**Problem requirements**
Return, verbatim and in full, the records that follow, but not their pictures.

[Opening Exercise data section]

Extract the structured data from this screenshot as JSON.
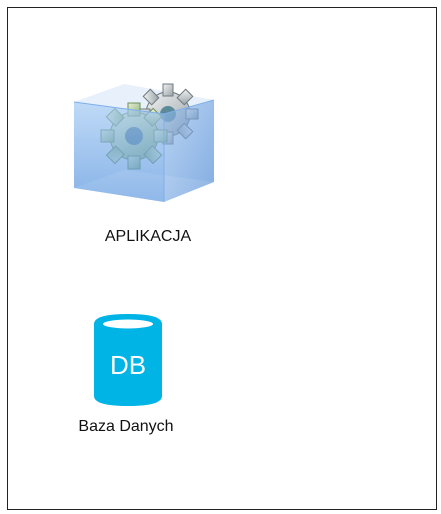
{
  "nodes": {
    "application": {
      "label": "APLIKACJA",
      "icon": "gears-box-icon"
    },
    "database": {
      "label": "Baza Danych",
      "icon_text": "DB",
      "icon": "database-cylinder-icon"
    }
  },
  "colors": {
    "frame_border": "#222222",
    "db_fill": "#00b4e6",
    "box_blue": "#6aa8e8",
    "gear_green": "#b8d7a0"
  }
}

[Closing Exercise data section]

**Response for this exercise**
Extract the structured data from this screenshot as JSON.
{
  "nodes": {
    "application": {
      "label": "APLIKACJA",
      "icon": "gears-box-icon"
    },
    "database": {
      "label": "Baza Danych",
      "icon_text": "DB",
      "icon": "database-cylinder-icon"
    }
  },
  "colors": {
    "frame_border": "#222222",
    "db_fill": "#00b4e6",
    "box_blue": "#6aa8e8",
    "gear_green": "#b8d7a0"
  }
}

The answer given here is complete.